TASK DETAILS: All lines below containing the string "dernières" are to be copied.

MATERIAL SHOWN:
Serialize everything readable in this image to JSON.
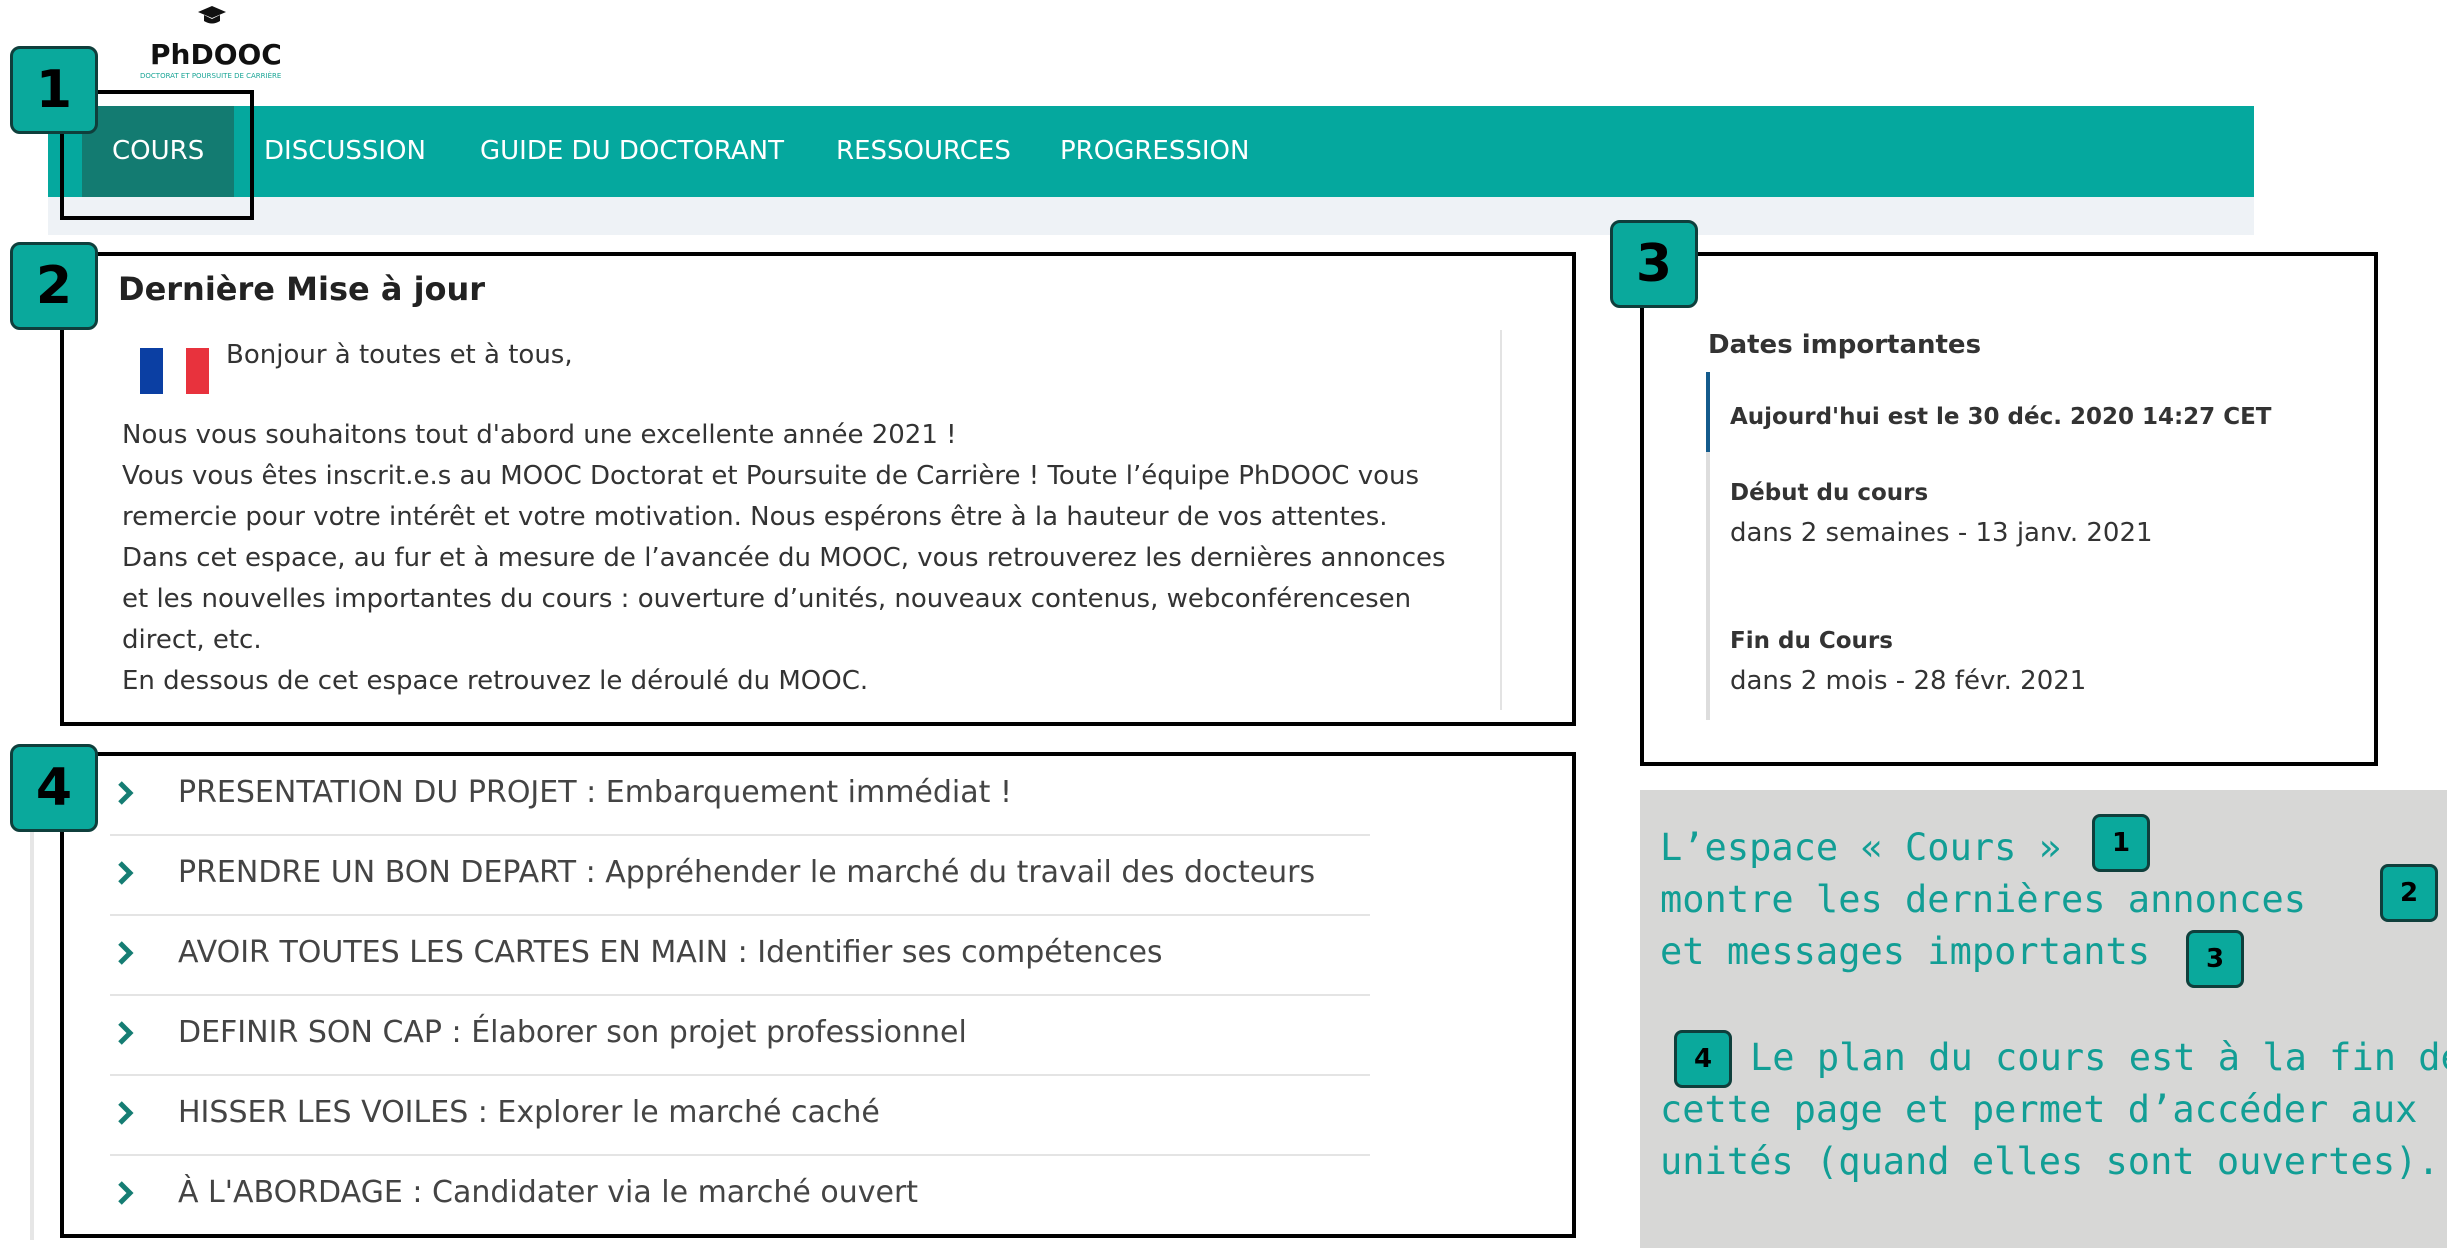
{
  "logo": {
    "name": "PhDOOC",
    "tagline": "DOCTORAT ET POURSUITE DE CARRIÈRE"
  },
  "nav": {
    "items": [
      "COURS",
      "DISCUSSION",
      "GUIDE DU DOCTORANT",
      "RESSOURCES",
      "PROGRESSION"
    ],
    "active": "COURS"
  },
  "badges": [
    "1",
    "2",
    "3",
    "4"
  ],
  "update": {
    "title": "Dernière Mise à jour",
    "greeting": "Bonjour à toutes et à tous,",
    "lines": [
      "Nous vous souhaitons tout d'abord une excellente année 2021 !",
      "Vous vous êtes inscrit.e.s au MOOC Doctorat et Poursuite de Carrière ! Toute l’équipe PhDOOC vous",
      "remercie pour votre intérêt et votre motivation. Nous espérons être à la hauteur de vos attentes.",
      "Dans cet espace, au fur et à mesure de l’avancée du MOOC, vous retrouverez les dernières annonces",
      "et les nouvelles importantes du cours : ouverture d’unités, nouveaux contenus, webconférencesen",
      "direct, etc.",
      "En dessous de cet espace retrouvez le déroulé du MOOC."
    ]
  },
  "dates": {
    "title": "Dates importantes",
    "today": "Aujourd'hui est le 30 déc. 2020 14:27 CET",
    "start_label": "Début du cours",
    "start_value": "dans 2 semaines - 13 janv. 2021",
    "end_label": "Fin du Cours",
    "end_value": "dans 2 mois - 28 févr. 2021"
  },
  "outline": [
    "PRESENTATION DU PROJET : Embarquement immédiat !",
    "PRENDRE UN BON DEPART : Appréhender le marché du travail des docteurs",
    "AVOIR TOUTES LES CARTES EN MAIN : Identifier ses compétences",
    "DEFINIR SON CAP : Élaborer son projet professionnel",
    "HISSER LES VOILES : Explorer le marché caché",
    "À L'ABORDAGE : Candidater via le marché ouvert"
  ],
  "info": {
    "line1": "L’espace « Cours »",
    "line2": "montre les dernières annonces",
    "line3": "et messages importants",
    "line4": "Le plan du cours est à la fin de",
    "line5": "cette page et permet d’accéder aux",
    "line6": "unités (quand elles sont ouvertes)."
  },
  "colors": {
    "teal": "#05a89e",
    "active_tab": "#137b71",
    "text_teal": "#129e95",
    "badge": "#0aa99c"
  }
}
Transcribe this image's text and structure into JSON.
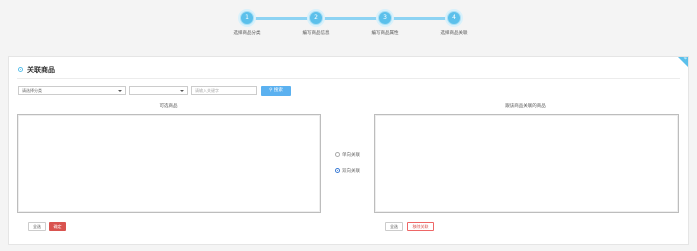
{
  "steps": [
    {
      "number": "1",
      "label": "选择商品分类"
    },
    {
      "number": "2",
      "label": "编写商品信息"
    },
    {
      "number": "3",
      "label": "编写商品属性"
    },
    {
      "number": "4",
      "label": "选择商品关联"
    }
  ],
  "panel": {
    "title": "关联商品",
    "corner_badge": "tip"
  },
  "filters": {
    "category_select": "请选择分类",
    "secondary_select": "",
    "keyword_placeholder": "请输入关键字",
    "search_label": "搜索"
  },
  "lists": {
    "available_title": "可选商品",
    "linked_title": "跟该商品关联的商品"
  },
  "relation": {
    "options": [
      "单向关联",
      "双向关联"
    ],
    "selected": "双向关联"
  },
  "buttons": {
    "select_all_left": "全选",
    "confirm": "确定",
    "select_all_right": "全选",
    "remove": "移除关联"
  },
  "colors": {
    "accent": "#5bc0eb",
    "danger": "#d9534f",
    "primary_button": "#5bb1f0"
  }
}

YOUR SOLUTION:
      "Dans cet espace, au fur et à mesure de l’avancée du MOOC, vous retrouverez les dernières annonces",
    "line2": "montre les dernières annonces",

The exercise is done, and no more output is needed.